TASK ITEM: Check each line of the entries below for the word "vault" and state only how many lines have it.

DATASET EXCERPTS:
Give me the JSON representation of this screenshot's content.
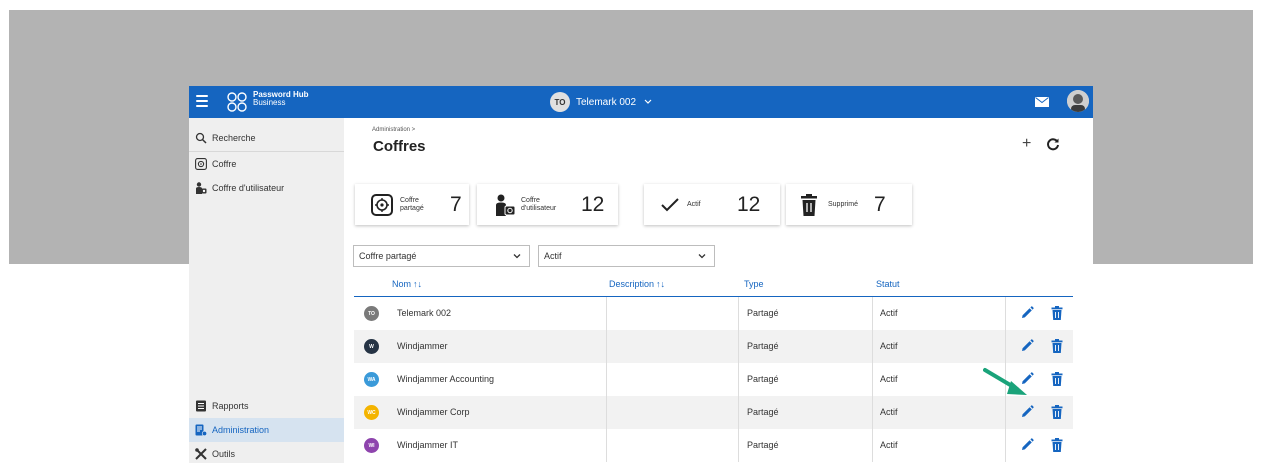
{
  "app": {
    "brand": "Password Hub",
    "brand_sub": "Business",
    "workspace_initials": "TO",
    "workspace_name": "Telemark 002",
    "colors": {
      "primary": "#1565c0",
      "arrow": "#1aa37a"
    }
  },
  "sidebar": {
    "top_items": [
      {
        "label": "Recherche",
        "icon": "search-icon"
      },
      {
        "label": "Coffre",
        "icon": "vault-icon"
      },
      {
        "label": "Coffre d'utilisateur",
        "icon": "user-vault-icon"
      }
    ],
    "bottom_items": [
      {
        "label": "Rapports",
        "icon": "reports-icon"
      },
      {
        "label": "Administration",
        "icon": "administration-icon",
        "active": true
      },
      {
        "label": "Outils",
        "icon": "tools-icon"
      }
    ]
  },
  "main": {
    "breadcrumb": "Administration >",
    "title": "Coffres",
    "plus": "+",
    "stats": [
      {
        "label_1": "Coffre",
        "label_2": "partagé",
        "value": "7",
        "icon": "shared-vault-icon"
      },
      {
        "label_1": "Coffre",
        "label_2": "d'utilisateur",
        "value": "12",
        "icon": "user-vault-icon"
      },
      {
        "label_1": "Actif",
        "label_2": "",
        "value": "12",
        "icon": "check-icon"
      },
      {
        "label_1": "Supprimé",
        "label_2": "",
        "value": "7",
        "icon": "trash-icon"
      }
    ],
    "filters": {
      "type_value": "Coffre partagé",
      "status_value": "Actif"
    },
    "columns": {
      "name": "Nom",
      "description": "Description",
      "type": "Type",
      "status": "Statut"
    },
    "sort_glyph": "↑↓",
    "rows": [
      {
        "initials": "TO",
        "color": "#7a7a7a",
        "name": "Telemark 002",
        "type": "Partagé",
        "status": "Actif"
      },
      {
        "initials": "W",
        "color": "#263445",
        "name": "Windjammer",
        "type": "Partagé",
        "status": "Actif"
      },
      {
        "initials": "WA",
        "color": "#3a9ad9",
        "name": "Windjammer Accounting",
        "type": "Partagé",
        "status": "Actif"
      },
      {
        "initials": "WC",
        "color": "#f4b400",
        "name": "Windjammer Corp",
        "type": "Partagé",
        "status": "Actif"
      },
      {
        "initials": "WI",
        "color": "#8e44ad",
        "name": "Windjammer IT",
        "type": "Partagé",
        "status": "Actif"
      }
    ]
  }
}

EXERCISE OUTPUT: 4